→ DIRECTIONS:
Identify each line below containing the string "sensor" and copy it.

→ DATASET:
BEGIN
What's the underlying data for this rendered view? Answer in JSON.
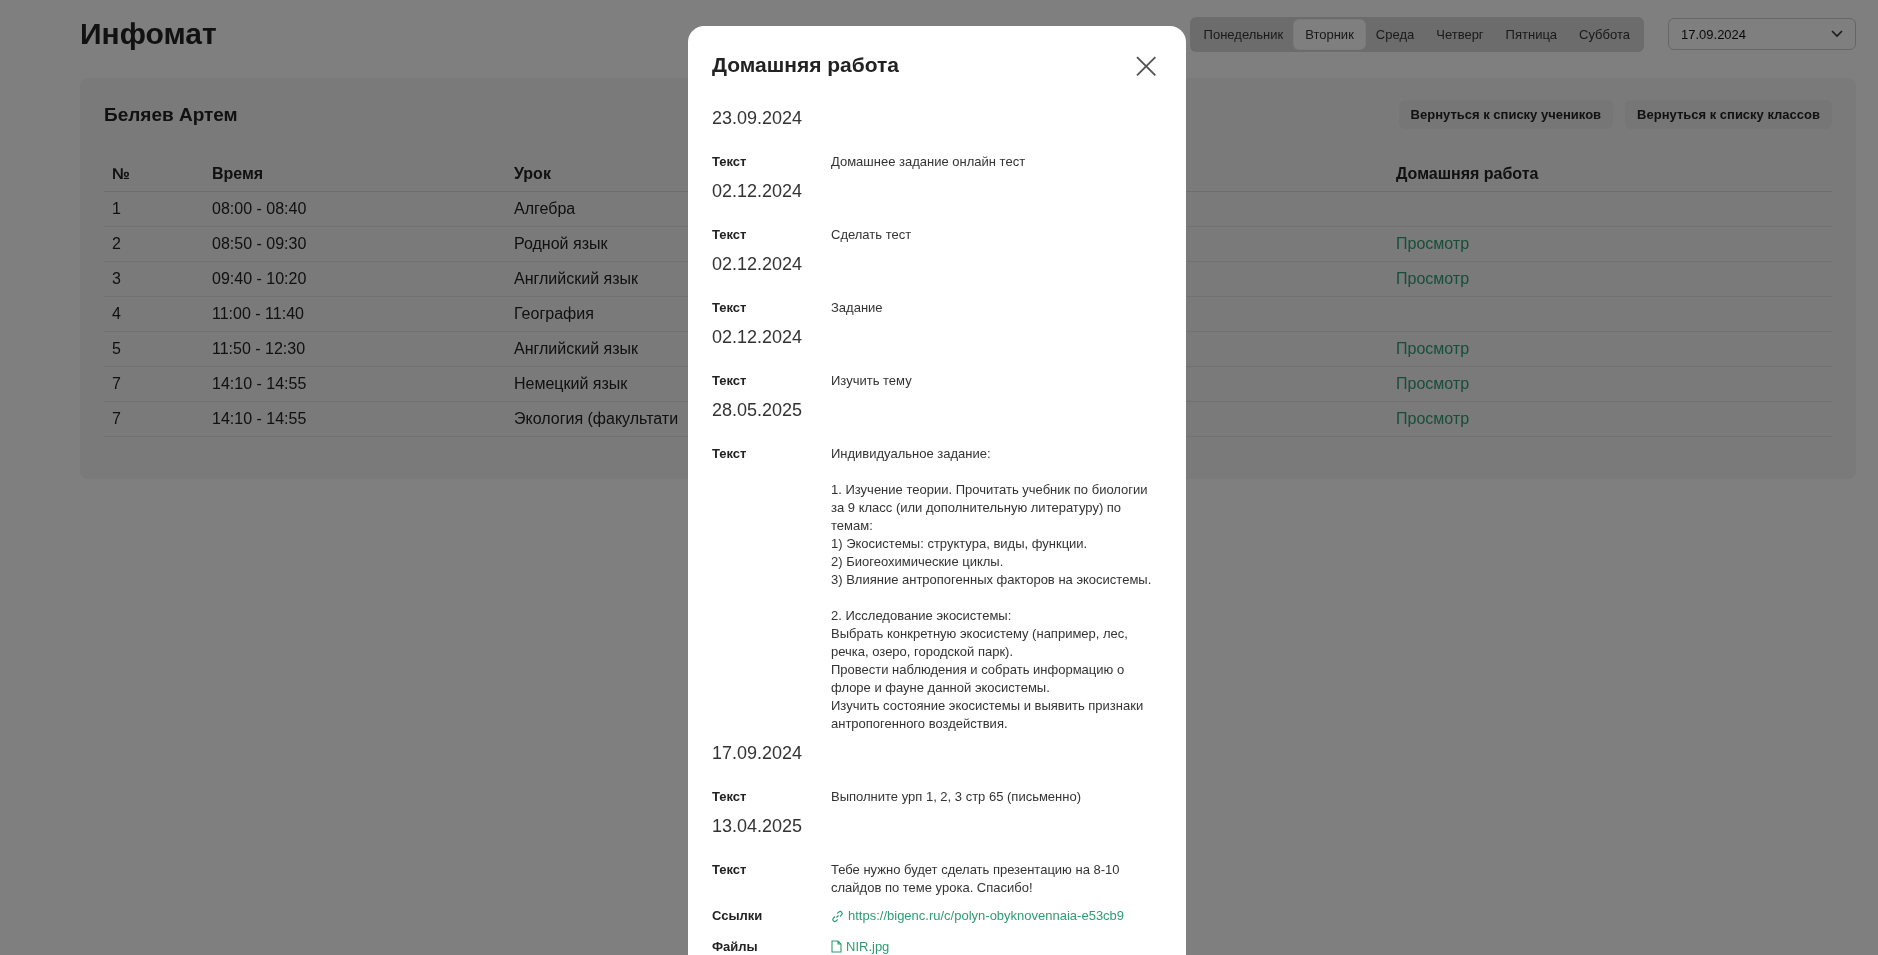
{
  "app_title": "Инфомат",
  "day_tabs": [
    {
      "label": "Понедельник",
      "selected": false
    },
    {
      "label": "Вторник",
      "selected": true
    },
    {
      "label": "Среда",
      "selected": false
    },
    {
      "label": "Четверг",
      "selected": false
    },
    {
      "label": "Пятница",
      "selected": false
    },
    {
      "label": "Суббота",
      "selected": false
    }
  ],
  "date_select": {
    "value": "17.09.2024"
  },
  "student": {
    "name": "Беляев Артем",
    "buttons": [
      "Вернуться к списку учеников",
      "Вернуться к списку классов"
    ]
  },
  "table": {
    "columns": [
      "№",
      "Время",
      "Урок",
      "Домашняя работа"
    ],
    "rows": [
      {
        "number": "1",
        "time": "08:00 - 08:40",
        "lesson": "Алгебра"
      },
      {
        "number": "2",
        "time": "08:50 - 09:30",
        "lesson": "Родной язык",
        "homework": "Просмотр"
      },
      {
        "number": "3",
        "time": "09:40 - 10:20",
        "lesson": "Английский язык",
        "homework": "Просмотр"
      },
      {
        "number": "4",
        "time": "11:00 - 11:40",
        "lesson": "География"
      },
      {
        "number": "5",
        "time": "11:50 - 12:30",
        "lesson": "Английский язык",
        "homework": "Просмотр"
      },
      {
        "number": "7",
        "time": "14:10 - 14:55",
        "lesson": "Немецкий язык",
        "homework": "Просмотр"
      },
      {
        "number": "7",
        "time": "14:10 - 14:55",
        "lesson": "Экология (факультати",
        "homework": "Просмотр"
      }
    ]
  },
  "modal": {
    "title": "Домашняя работа",
    "close": "×",
    "entries": [
      {
        "date": "23.09.2024",
        "fields": [
          {
            "kind": "text",
            "label": "Текст",
            "value": "Домашнее задание онлайн тест"
          }
        ]
      },
      {
        "date": "02.12.2024",
        "fields": [
          {
            "kind": "text",
            "label": "Текст",
            "value": "Сделать тест"
          }
        ]
      },
      {
        "date": "02.12.2024",
        "fields": [
          {
            "kind": "text",
            "label": "Текст",
            "value": "Задание"
          }
        ]
      },
      {
        "date": "02.12.2024",
        "fields": [
          {
            "kind": "text",
            "label": "Текст",
            "value": "Изучить тему"
          }
        ]
      },
      {
        "date": "28.05.2025",
        "fields": [
          {
            "kind": "text",
            "label": "Текст",
            "value": "Индивидуальное задание:\n\n1. Изучение теории. Прочитать учебник по биологии за 9 класс (или дополнительную литературу) по темам:\n1) Экосистемы: структура, виды, функции.\n2) Биогеохимические циклы.\n3) Влияние антропогенных факторов на экосистемы.\n\n2. Исследование экосистемы:\nВыбрать конкретную экосистему (например, лес, речка, озеро, городской парк).\nПровести наблюдения и собрать информацию о флоре и фауне данной экосистемы.\nИзучить состояние экосистемы и выявить признаки антропогенного воздействия."
          }
        ]
      },
      {
        "date": "17.09.2024",
        "fields": [
          {
            "kind": "text",
            "label": "Текст",
            "value": "Выполните урп 1, 2, 3 стр 65 (письменно)"
          }
        ]
      },
      {
        "date": "13.04.2025",
        "fields": [
          {
            "kind": "text",
            "label": "Текст",
            "value": "Тебе нужно будет сделать презентацию на 8-10 слайдов по теме урока. Спасибо!"
          },
          {
            "kind": "link",
            "label": "Ссылки",
            "value": "https://bigenc.ru/c/polyn-obyknovennaia-e53cb9"
          },
          {
            "kind": "file",
            "label": "Файлы",
            "value": "NIR.jpg"
          }
        ]
      }
    ]
  }
}
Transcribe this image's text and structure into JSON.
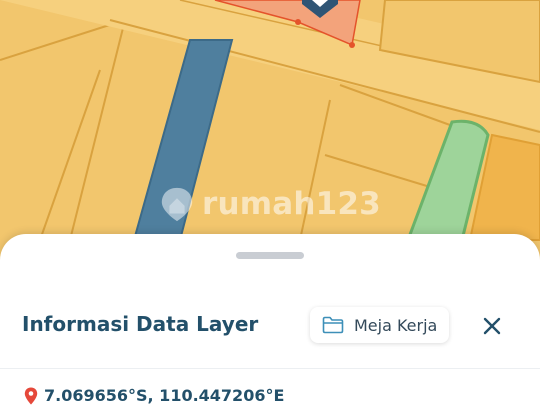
{
  "map": {
    "watermark_text": "rumah123",
    "colors": {
      "parcel": "#f2c66d",
      "parcel_border": "#d9a23f",
      "road": "#f6d07e",
      "river": "#4f7f9e",
      "green": "#9ed49a",
      "orange": "#f0b44c",
      "selected": "#f3a37b",
      "marker": "#2f5575",
      "vertex": "#e4532b"
    }
  },
  "sheet": {
    "title": "Informasi Data Layer",
    "workspace_button_label": "Meja Kerja",
    "workspace_icon": "folder-icon",
    "close_icon": "close-icon",
    "location_icon": "map-pin-icon",
    "coordinates": "7.069656°S, 110.447206°E"
  }
}
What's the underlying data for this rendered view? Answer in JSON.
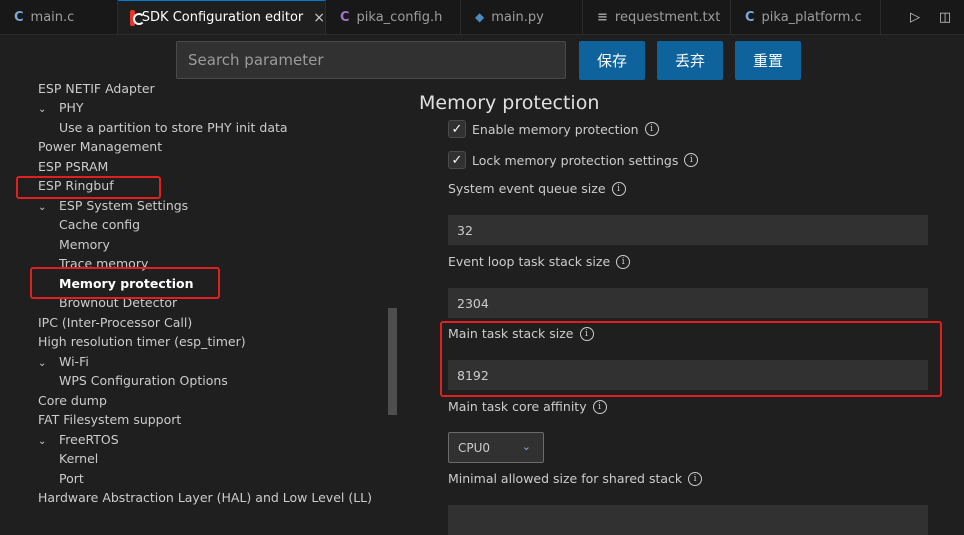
{
  "tabs": [
    {
      "label": "main.c",
      "icon": "c-file-icon",
      "active": false
    },
    {
      "label": "SDK Configuration editor",
      "icon": "espressif-icon",
      "active": true
    },
    {
      "label": "pika_config.h",
      "icon": "c-header-icon",
      "active": false
    },
    {
      "label": "main.py",
      "icon": "python-icon",
      "active": false
    },
    {
      "label": "requestment.txt",
      "icon": "text-file-icon",
      "active": false
    },
    {
      "label": "pika_platform.c",
      "icon": "c-file-icon",
      "active": false
    }
  ],
  "icons": {
    "c": "C",
    "h": "C",
    "close": "×",
    "run": "▷",
    "split": "◫",
    "chevron_down": "⌄",
    "check": "✓",
    "info": "i"
  },
  "search": {
    "placeholder": "Search parameter"
  },
  "buttons": {
    "save": "保存",
    "discard": "丢弃",
    "reset": "重置"
  },
  "tree": [
    {
      "label": "ESP NETIF Adapter",
      "level": 0,
      "expanded": false
    },
    {
      "label": "PHY",
      "level": 1,
      "expanded": true
    },
    {
      "label": "Use a partition to store PHY init data",
      "level": 2
    },
    {
      "label": "Power Management",
      "level": 0
    },
    {
      "label": "ESP PSRAM",
      "level": 0
    },
    {
      "label": "ESP Ringbuf",
      "level": 0
    },
    {
      "label": "ESP System Settings",
      "level": 1,
      "expanded": true
    },
    {
      "label": "Cache config",
      "level": 2
    },
    {
      "label": "Memory",
      "level": 2
    },
    {
      "label": "Trace memory",
      "level": 2
    },
    {
      "label": "Memory protection",
      "level": 2,
      "selected": true
    },
    {
      "label": "Brownout Detector",
      "level": 2
    },
    {
      "label": "IPC (Inter-Processor Call)",
      "level": 0
    },
    {
      "label": "High resolution timer (esp_timer)",
      "level": 0
    },
    {
      "label": "Wi-Fi",
      "level": 1,
      "expanded": true
    },
    {
      "label": "WPS Configuration Options",
      "level": 2
    },
    {
      "label": "Core dump",
      "level": 0
    },
    {
      "label": "FAT Filesystem support",
      "level": 0
    },
    {
      "label": "FreeRTOS",
      "level": 1,
      "expanded": true
    },
    {
      "label": "Kernel",
      "level": 2
    },
    {
      "label": "Port",
      "level": 2
    },
    {
      "label": "Hardware Abstraction Layer (HAL) and Low Level (LL)",
      "level": 0
    }
  ],
  "section": {
    "title": "Memory protection"
  },
  "settings": {
    "enable_mp": {
      "label": "Enable memory protection",
      "checked": true
    },
    "lock_mp": {
      "label": "Lock memory protection settings",
      "checked": true
    },
    "event_queue": {
      "label": "System event queue size",
      "value": "32"
    },
    "event_loop": {
      "label": "Event loop task stack size",
      "value": "2304"
    },
    "main_stack": {
      "label": "Main task stack size",
      "value": "8192"
    },
    "affinity": {
      "label": "Main task core affinity",
      "value": "CPU0"
    },
    "min_shared": {
      "label": "Minimal allowed size for shared stack"
    }
  },
  "colors": {
    "accent": "#0e639c",
    "highlight": "#e02020",
    "background": "#1f1f1f"
  }
}
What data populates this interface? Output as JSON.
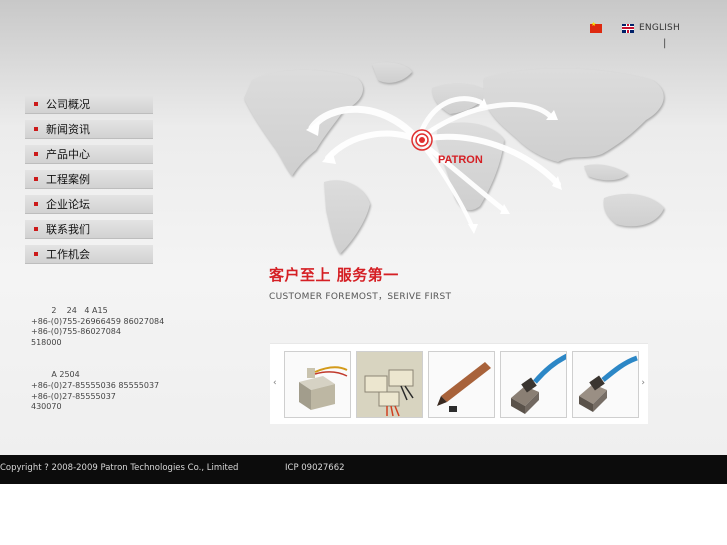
{
  "language_bar": {
    "chinese_flag_icon": "china-flag",
    "english_flag_icon": "uk-flag",
    "english_label": "ENGLISH",
    "separator": "|"
  },
  "map": {
    "marker_label": "PATRON"
  },
  "nav": {
    "items": [
      {
        "label": "公司概况"
      },
      {
        "label": "新闻资讯"
      },
      {
        "label": "产品中心"
      },
      {
        "label": "工程案例"
      },
      {
        "label": "企业论坛"
      },
      {
        "label": "联系我们"
      },
      {
        "label": "工作机会"
      }
    ]
  },
  "slogan": {
    "chinese": "客户至上  服务第一",
    "english": "CUSTOMER FOREMOST，SERIVE FIRST"
  },
  "contact": {
    "block1": [
      "        2    24   4 A15",
      "+86-(0)755-26966459 86027084",
      "+86-(0)755-86027084",
      "518000"
    ],
    "block2": [
      "        A 2504",
      "+86-(0)27-85555036 85555037",
      "+86-(0)27-85555037",
      "430070"
    ]
  },
  "products": {
    "prev_arrow": "‹",
    "next_arrow": "›",
    "items": [
      {
        "icon": "sensor-cube-product"
      },
      {
        "icon": "sensor-modules-product"
      },
      {
        "icon": "sensor-pen-product"
      },
      {
        "icon": "cable-sensor-product"
      },
      {
        "icon": "cable-sensor-product"
      }
    ]
  },
  "footer": {
    "copyright": "Copyright ? 2008-2009 Patron Technologies Co., Limited",
    "icp": "ICP 09027662"
  },
  "colors": {
    "accent_red": "#d51f24",
    "footer_bg": "#0c0c0c"
  }
}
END
→ SOLUTION TO THIS PROBLEM:
        "icon": "sensor-cube-product"
        "icon": "sensor-modules-product"
        "icon": "sensor-pen-product"
        "icon": "cable-sensor-product"
        "icon": "cable-sensor-product"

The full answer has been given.